Acting SecDef reveals 'watershed' move: civilian special ops leadership to report directly to him
New policy eliminates bureaucratic layers between the Pentagon chief and the head of Special Operations/Low Intensity Conflict.
In a major change to one component of the civilian command structure at the Pentagon, acting Defense Secretary Christopher Miller announced Wednesday that the civilian leadership of U.S. special operations forces will report directly to him.
"I have directed the special operations civilian leadership to report directly to me instead of through the current bureaucratic channels," Miller said. "This historic step ... will put Special Operations Command on par with the military services for the first time."
Miller, a former Green Beret who took part in a secret mission in Afghanistan immediately following the 9/11 attacks, announced the new policy while at Fort Bragg, North Carolina, the historic home of Army Special Forces.
The new policy eliminates bureaucratic layers that have existed between the Pentagon chief and the head of Special Operations/Low Intensity Conflict. It also gives Special Operations Command, which is based in Tampa, Florida, a more direct line to the defense secretary.
The move is a "watershed reform," said Miller, who described U.S. Special Operations Command as "a national treasure unparalleled in the world."
The new move likely is pegged to the coming drawdown of U.S. forces in Iraq and Afghanistan, a Pentagon official told Just the News.
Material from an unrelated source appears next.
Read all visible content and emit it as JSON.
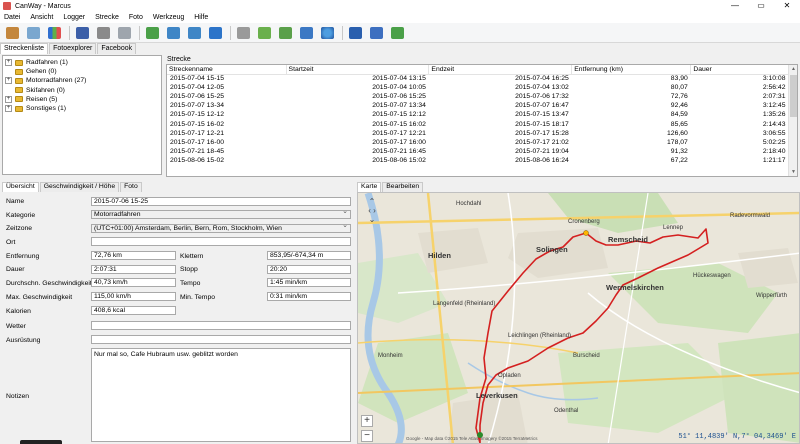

It also hints at current bureaucratic logjams within the Department of Defense.
"This gives Miller a direct line of sight on what's going with the drawdown, and with the people he served with," the official said.
Miller, 55, served in Afghanistan alongside Green Berets, many of them riding horses, who went deep into Taliban territory in 2001 to seek and destroy the enemy.